WORK REQUIRED =
Print the entries in full, word for word, but not the pictures.
[[ RECORDS, beginning ]]
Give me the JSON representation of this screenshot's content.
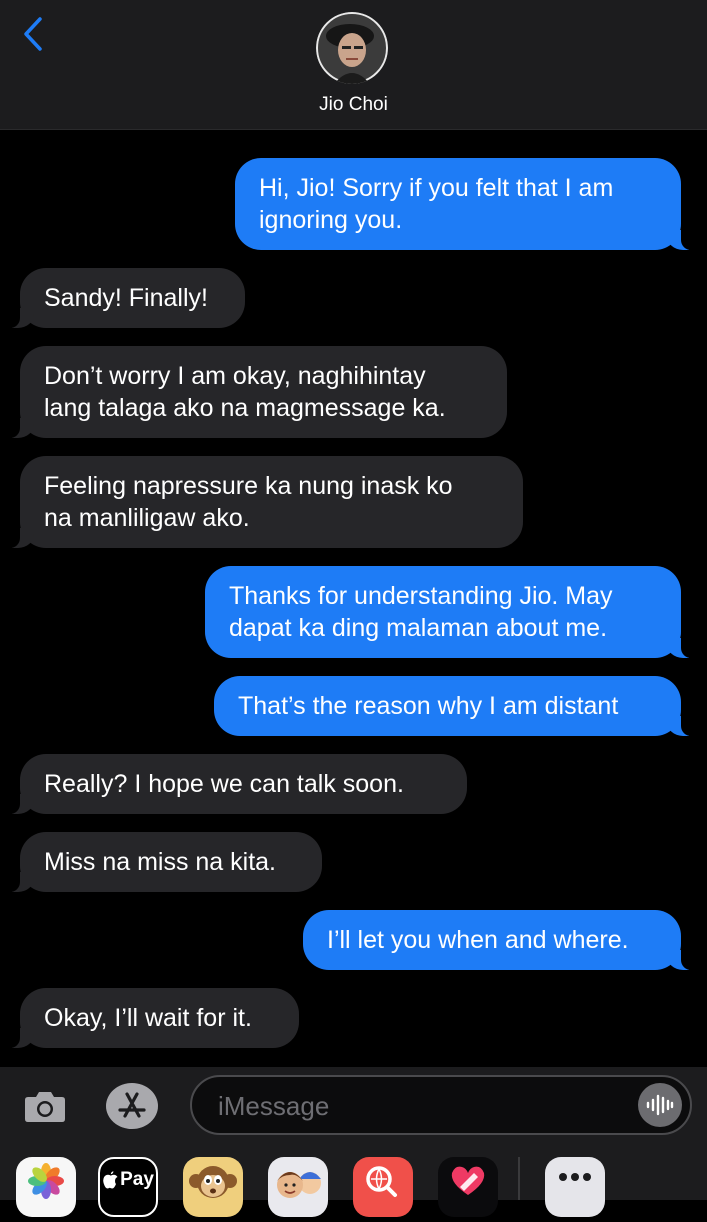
{
  "header": {
    "contact_name": "Jio Choi",
    "back_icon": "chevron-left-icon",
    "avatar": "contact-avatar"
  },
  "messages": [
    {
      "side": "out",
      "text": "Hi, Jio! Sorry if you felt that I am\nignoring you."
    },
    {
      "side": "in",
      "text": "Sandy! Finally!"
    },
    {
      "side": "in",
      "text": "Don’t worry I am okay, naghihintay\nlang talaga ako na magmessage ka."
    },
    {
      "side": "in",
      "text": "Feeling napressure ka nung inask ko\nna manliligaw ako."
    },
    {
      "side": "out",
      "text": "Thanks for understanding Jio. May\ndapat ka ding malaman about me."
    },
    {
      "side": "out",
      "text": "That’s the reason why I am distant"
    },
    {
      "side": "in",
      "text": "Really? I hope we can talk soon."
    },
    {
      "side": "in",
      "text": "Miss na miss na kita."
    },
    {
      "side": "out",
      "text": "I’ll let you when and where."
    },
    {
      "side": "in",
      "text": "Okay, I’ll wait for it."
    }
  ],
  "input": {
    "placeholder": "iMessage",
    "camera_icon": "camera-icon",
    "appstore_icon": "app-store-icon",
    "audio_icon": "audio-waveform-icon"
  },
  "app_drawer": {
    "apple_pay_label": "Pay",
    "apps": [
      "photos-app-icon",
      "apple-pay-icon",
      "animoji-icon",
      "memoji-icon",
      "web-search-icon",
      "digital-touch-icon",
      "more-apps-icon"
    ]
  },
  "colors": {
    "outgoing_bubble": "#1e7cf6",
    "incoming_bubble": "#262629",
    "header_bg": "#1c1c1e",
    "accent": "#1e7cf6"
  }
}
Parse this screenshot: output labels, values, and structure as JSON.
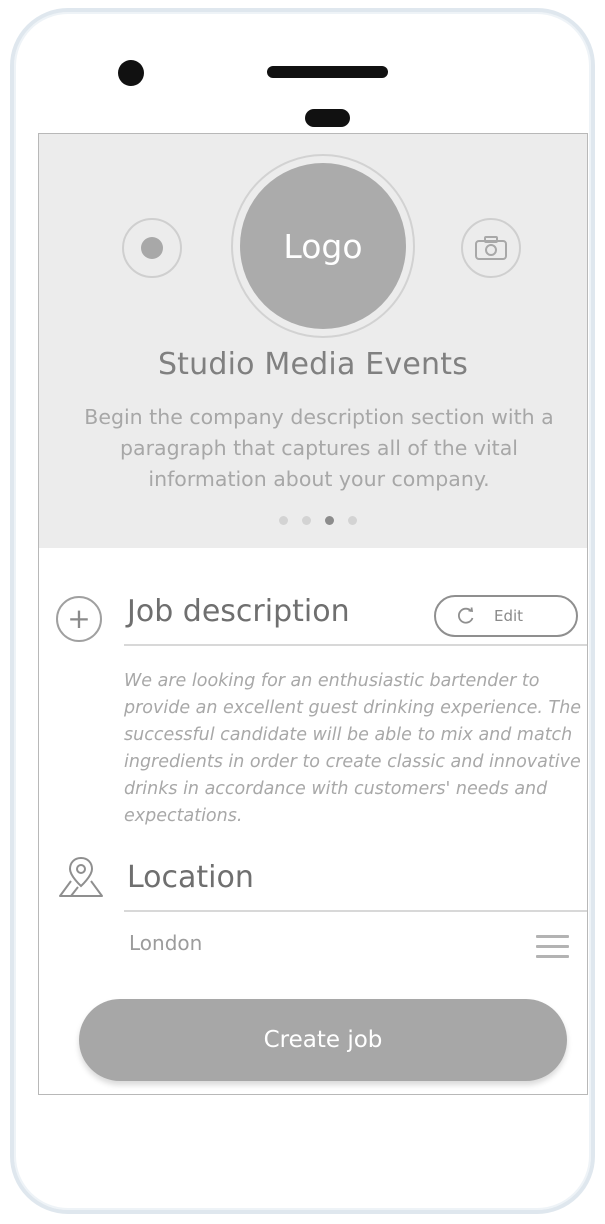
{
  "hero": {
    "logo_label": "Logo",
    "company_name": "Studio Media Events",
    "description": "Begin the company description section with a paragraph that captures all of the vital information about your company.",
    "pager": {
      "count": 4,
      "active_index": 2
    },
    "left_icon": "record-icon",
    "right_icon": "camera-icon"
  },
  "job": {
    "title": "Job description",
    "edit_label": "Edit",
    "edit_icon": "refresh-icon",
    "add_icon": "plus-icon",
    "text": "We are looking for an enthusiastic bartender to provide an excellent guest drinking experience. The successful candidate will be able to mix and match ingredients in order to create classic and innovative drinks in accordance with customers' needs and expectations."
  },
  "location": {
    "title": "Location",
    "icon": "map-pin-icon",
    "value": "London",
    "menu_icon": "hamburger-icon"
  },
  "actions": {
    "create_label": "Create job"
  }
}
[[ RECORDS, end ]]
WRITTEN REPLY =
Give me the JSON representation of this screenshot's content.
{
  "header": {
    "contact_name": "Jio Choi",
    "back_icon": "chevron-left-icon",
    "avatar": "contact-avatar"
  },
  "messages": [
    {
      "side": "out",
      "text": "Hi, Jio! Sorry if you felt that I am\nignoring you."
    },
    {
      "side": "in",
      "text": "Sandy! Finally!"
    },
    {
      "side": "in",
      "text": "Don’t worry I am okay, naghihintay\nlang talaga ako na magmessage ka."
    },
    {
      "side": "in",
      "text": "Feeling napressure ka nung inask ko\nna manliligaw ako."
    },
    {
      "side": "out",
      "text": "Thanks for understanding Jio. May\ndapat ka ding malaman about me."
    },
    {
      "side": "out",
      "text": "That’s the reason why I am distant"
    },
    {
      "side": "in",
      "text": "Really? I hope we can talk soon."
    },
    {
      "side": "in",
      "text": "Miss na miss na kita."
    },
    {
      "side": "out",
      "text": "I’ll let you when and where."
    },
    {
      "side": "in",
      "text": "Okay, I’ll wait for it."
    }
  ],
  "input": {
    "placeholder": "iMessage",
    "camera_icon": "camera-icon",
    "appstore_icon": "app-store-icon",
    "audio_icon": "audio-waveform-icon"
  },
  "app_drawer": {
    "apple_pay_label": "Pay",
    "apps": [
      "photos-app-icon",
      "apple-pay-icon",
      "animoji-icon",
      "memoji-icon",
      "web-search-icon",
      "digital-touch-icon",
      "more-apps-icon"
    ]
  },
  "colors": {
    "outgoing_bubble": "#1e7cf6",
    "incoming_bubble": "#262629",
    "header_bg": "#1c1c1e",
    "accent": "#1e7cf6"
  }
}
Parse this screenshot: output labels, values, and structure as JSON.
{
  "hero": {
    "logo_label": "Logo",
    "company_name": "Studio Media Events",
    "description": "Begin the company description section with a paragraph that captures all of the vital information about your company.",
    "pager": {
      "count": 4,
      "active_index": 2
    },
    "left_icon": "record-icon",
    "right_icon": "camera-icon"
  },
  "job": {
    "title": "Job description",
    "edit_label": "Edit",
    "edit_icon": "refresh-icon",
    "add_icon": "plus-icon",
    "text": "We are looking for an enthusiastic bartender to provide an excellent guest drinking experience. The successful candidate will be able to mix and match ingredients in order to create classic and innovative drinks in accordance with customers' needs and expectations."
  },
  "location": {
    "title": "Location",
    "icon": "map-pin-icon",
    "value": "London",
    "menu_icon": "hamburger-icon"
  },
  "actions": {
    "create_label": "Create job"
  }
}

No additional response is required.